In October of 1956 Hungarian citizens led a populist revolt against persistent Soviet control and domination. On October 24, 1956. The U.S. Minister Edward T. Wailes arrived in Budapest on November 2, but could not present his credentials before the Soviet Union began to suppress the Revolution on November 4. On January 22, 1957, the Hungarian Government requested Wailes’ recall, claiming that he had been conducting official activities without having presented his credentials. Wailes left Budapest on February 27. From then until 1967, the United States was represented in Hungary by Chargés d’Affaires.
1966: Elevation of American Legation to Embassy Status
On November 28, 1966, the United States raised its Legations in Bulgaria and Hungary to Embassy status. Martin J. Hillenbrand was appointed as the first U.S. Ambassador to Hungary on September 13, 1967. He presented his credentials on October 30 and served until February 15, 1969. Janos Nagy presented his credentials as Hungary’s first Ambassador to the United States on October 7, 1968. He served until June 9, 1971.
1989: The Fall of Communism, and the Democratization
By the late 1980s, the Soviet Union was in the process of undertaking a series of reforms under the banners of Glasnost ("Openness") and Perestroika ("Restructuring"). Hungary was suffering from severe inflation, a massive foreign debt, and widespread poverty. Conditions deteriorated until the fall of János Kádár from power in the spring of 1988.

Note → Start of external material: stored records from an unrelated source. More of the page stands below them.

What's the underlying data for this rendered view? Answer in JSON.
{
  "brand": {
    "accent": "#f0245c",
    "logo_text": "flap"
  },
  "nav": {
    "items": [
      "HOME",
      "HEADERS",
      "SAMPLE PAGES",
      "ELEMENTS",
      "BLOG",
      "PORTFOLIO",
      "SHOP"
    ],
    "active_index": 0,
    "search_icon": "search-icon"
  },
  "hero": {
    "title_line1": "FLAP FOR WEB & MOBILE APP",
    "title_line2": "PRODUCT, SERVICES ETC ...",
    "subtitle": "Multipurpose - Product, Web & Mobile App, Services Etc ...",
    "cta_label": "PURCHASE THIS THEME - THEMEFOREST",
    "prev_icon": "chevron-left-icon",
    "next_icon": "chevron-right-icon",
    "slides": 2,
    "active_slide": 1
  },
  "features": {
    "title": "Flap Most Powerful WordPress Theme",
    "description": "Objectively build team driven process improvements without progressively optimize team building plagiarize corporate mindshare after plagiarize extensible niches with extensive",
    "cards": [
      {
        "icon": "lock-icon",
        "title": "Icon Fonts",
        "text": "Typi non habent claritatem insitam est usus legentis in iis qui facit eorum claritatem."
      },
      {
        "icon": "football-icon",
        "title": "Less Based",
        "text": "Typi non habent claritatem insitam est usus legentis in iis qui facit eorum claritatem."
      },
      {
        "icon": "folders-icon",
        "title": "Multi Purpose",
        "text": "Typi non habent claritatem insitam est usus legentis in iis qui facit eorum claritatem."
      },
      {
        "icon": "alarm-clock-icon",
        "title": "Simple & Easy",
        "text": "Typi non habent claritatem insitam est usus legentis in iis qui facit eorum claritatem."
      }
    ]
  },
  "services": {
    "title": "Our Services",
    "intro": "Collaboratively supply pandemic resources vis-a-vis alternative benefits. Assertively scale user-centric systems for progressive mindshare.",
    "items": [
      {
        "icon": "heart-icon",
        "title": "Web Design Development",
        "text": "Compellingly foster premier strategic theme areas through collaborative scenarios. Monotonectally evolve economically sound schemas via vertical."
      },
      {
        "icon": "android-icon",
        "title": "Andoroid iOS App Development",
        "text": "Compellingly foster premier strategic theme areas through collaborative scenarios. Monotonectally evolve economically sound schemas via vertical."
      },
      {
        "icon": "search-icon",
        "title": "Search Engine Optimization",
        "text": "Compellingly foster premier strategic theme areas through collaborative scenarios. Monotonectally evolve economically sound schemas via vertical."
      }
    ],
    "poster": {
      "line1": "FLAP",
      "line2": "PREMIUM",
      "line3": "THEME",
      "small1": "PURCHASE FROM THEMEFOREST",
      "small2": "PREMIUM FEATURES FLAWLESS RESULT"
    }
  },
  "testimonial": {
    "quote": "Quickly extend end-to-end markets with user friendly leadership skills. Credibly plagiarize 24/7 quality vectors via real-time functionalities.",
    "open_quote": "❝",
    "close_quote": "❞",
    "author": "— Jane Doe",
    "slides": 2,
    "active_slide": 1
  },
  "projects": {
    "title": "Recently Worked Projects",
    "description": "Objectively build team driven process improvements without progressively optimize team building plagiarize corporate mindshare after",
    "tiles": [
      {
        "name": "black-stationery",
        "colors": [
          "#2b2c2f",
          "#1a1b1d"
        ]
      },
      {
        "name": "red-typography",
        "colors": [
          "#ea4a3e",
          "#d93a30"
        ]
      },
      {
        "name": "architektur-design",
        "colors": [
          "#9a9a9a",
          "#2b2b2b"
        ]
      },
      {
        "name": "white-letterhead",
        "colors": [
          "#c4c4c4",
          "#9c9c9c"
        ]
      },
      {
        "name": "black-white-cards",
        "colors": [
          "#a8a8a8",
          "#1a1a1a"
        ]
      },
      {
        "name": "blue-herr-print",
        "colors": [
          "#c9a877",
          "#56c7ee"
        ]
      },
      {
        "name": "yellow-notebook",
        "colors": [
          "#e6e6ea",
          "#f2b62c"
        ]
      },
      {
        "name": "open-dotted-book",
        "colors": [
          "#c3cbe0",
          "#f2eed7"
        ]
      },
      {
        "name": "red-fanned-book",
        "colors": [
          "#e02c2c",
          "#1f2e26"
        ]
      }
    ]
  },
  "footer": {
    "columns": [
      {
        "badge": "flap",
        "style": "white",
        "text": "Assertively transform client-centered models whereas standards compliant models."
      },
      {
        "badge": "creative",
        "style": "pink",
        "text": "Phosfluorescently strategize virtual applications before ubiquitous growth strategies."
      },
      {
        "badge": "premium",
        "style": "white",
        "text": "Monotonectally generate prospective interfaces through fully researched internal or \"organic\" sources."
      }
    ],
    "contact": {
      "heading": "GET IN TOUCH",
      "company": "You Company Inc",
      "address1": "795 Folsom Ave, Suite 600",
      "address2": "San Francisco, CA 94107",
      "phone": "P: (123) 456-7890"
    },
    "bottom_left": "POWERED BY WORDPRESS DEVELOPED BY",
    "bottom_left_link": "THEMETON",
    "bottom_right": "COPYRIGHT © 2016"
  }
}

With popular opinion against Communism, in 1988 Hungary removed the barbed wire fence on the border with Austria and began to loosen travel restrictions to the West. However, the first free parliamentary elections would not be held until two years later in May of 1990. The Democratic Forum (MDF) won 43% of the vote while the Free Democrats (SZDSZ) captured 24%. The revitalized communist party performed poorly.
In 1989, President Bush met with Hungarian officials in Budapest and announced plans to open a Hungarian-American Enterprise Fund to promote broader cultural and educational exchanges. He also established a Peace Corps program to teach English in Hungary and orchestrated the opening of “American corners” in Pécs, Veszprém, and Debrecen. These partnerships between the US Embassy’s Public Affairs Section and host institutions continue to provide access to current and reliable information about the United States to the general public.
In a symbolic attempt to come to terms with one of the darker pages of recent Hungarian history, President Árpád Göncz attended the dedication of the Holocaust Memorial Museum in Washington, DC, in 1993.
NATO, EU and Beyond
Between 1989 and 1993, the United States provided more than $136 million in support for economic restructuring and private-sector development to Hungary via the Support for East European Democracy (SEED) Act. This successful political and economic transformation of Hungary, in turn, culminated with Hungary's formal accession to NATO in April 1999 when it became a formal ally of the United States. This move continues to receive consistent support from the nearly 1.5 million active Hungarian-American community.
On May 1, 2004, Hungary officially joined the European Union. When Hungary took on the rotating position of President of the Council of Europe in the first half of 2011, it also prioritized and spearheaded increased Transatlantic cooperation with the United States.